One point of departure for my cross-cultural, transregional study of the impact women had on medieval art and architecture is to refocus on the terminology used in the Middle Ages, particularly the verb “to make.” For artist and patron is a false dichotomy, or, at the least, a modern one. The verb employed most often in medieval inscriptions—from paintings to embroideries to buildings—is “made” (fecit). This word denotes at times the individual whose hands produced the work, but it can equally refer to the person whose funding made the undertaking possible. Whereas today we tend to separate patron from artist, the medieval view recognized both as makers.

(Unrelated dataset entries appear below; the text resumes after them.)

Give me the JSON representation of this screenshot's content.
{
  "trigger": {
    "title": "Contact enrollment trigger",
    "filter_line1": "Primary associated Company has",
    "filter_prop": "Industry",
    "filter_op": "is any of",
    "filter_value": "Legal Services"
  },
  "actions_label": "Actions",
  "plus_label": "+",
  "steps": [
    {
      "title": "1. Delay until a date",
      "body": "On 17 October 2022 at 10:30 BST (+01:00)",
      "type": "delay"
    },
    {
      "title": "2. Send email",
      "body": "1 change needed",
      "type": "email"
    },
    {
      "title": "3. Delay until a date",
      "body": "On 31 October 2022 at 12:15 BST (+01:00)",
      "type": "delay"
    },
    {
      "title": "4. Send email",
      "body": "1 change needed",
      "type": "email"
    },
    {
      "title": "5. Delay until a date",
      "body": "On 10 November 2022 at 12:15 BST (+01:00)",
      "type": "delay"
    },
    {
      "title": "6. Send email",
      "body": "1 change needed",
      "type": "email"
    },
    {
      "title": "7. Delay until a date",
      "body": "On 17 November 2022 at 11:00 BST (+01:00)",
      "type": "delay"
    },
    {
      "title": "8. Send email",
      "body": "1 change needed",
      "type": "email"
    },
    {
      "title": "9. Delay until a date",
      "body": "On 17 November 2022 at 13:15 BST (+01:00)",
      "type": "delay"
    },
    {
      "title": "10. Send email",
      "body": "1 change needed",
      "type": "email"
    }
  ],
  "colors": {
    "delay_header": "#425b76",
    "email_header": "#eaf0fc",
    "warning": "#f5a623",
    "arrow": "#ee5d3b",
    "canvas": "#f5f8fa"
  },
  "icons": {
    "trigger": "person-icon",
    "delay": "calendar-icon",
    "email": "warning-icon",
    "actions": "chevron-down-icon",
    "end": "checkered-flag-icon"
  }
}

One of the most challenging aspects of my project comes from its multicultural study of Christian, Islamic, and Jewish works. Just as these faiths were interrelated in the Middle Ages, to understand them today they must be examined as integral parts of an overall milieu. My project suggests a new way of thinking about the history of medieval art and architecture, one that does not automatically assume it to be made by men but recognizes the contributions of women while situating them firmly within their historical context, difficult as it may have been.
My team, including Amanda Dotseth, an American Ph.D. candidate who is also an IES Abroad Madrid alum, is made up of ten members from five countries who together address the question of medieval women’s participation in the production and consumption of art. Our research is creating a renewed way of looking at the entire history of art and architecture: while recognizing the very real limits to which medieval women were subject, we can demonstrate that their historical importance has been undervalued. Through an investigation of women’s roles as patrons and facilitators, producers and artists, owners and recipients, including both their collaborations and confrontations with men, we are developing a database that documents the thousands of women who were involved with art during the Middle Ages.
IES Abroad: What is the most interesting aspect of your work?
TM: Carrying out research on women’s contributions to Spanish Romanesque architecture of the 11th and 12th centuries captivates me utterly. Project management and administrative duties, alas, do not, but they go along with the big funding.
IES Abroad: What do you consider to be the top three skills or qualities necessary to be a good researcher?
TM: 1) Creativity: breakthroughs are made by those who are capable of formulating innovative questions or attacking old questions from unexpected angles.
2) Hard-working persistence: research on those innovative questions is often a long slog, and if you aren’t willing to put in a great deal of time and real effort, you won’t be a successful scholar.
3) Communication: you may have an exciting idea backed up by solid research, but if you can’t communicate your concept both orally and in writing, you won’t make an impact in the field.
IES Abroad: What advice would you give students who are considering studying abroad?
TM: Do it! Go for a full year, immerse yourselves in the culture, don’t hold back. Give yourselves a chance to stretch beyond what was known to you, even though the process won’t always be pleasant. The discoveries are worth the growing pains.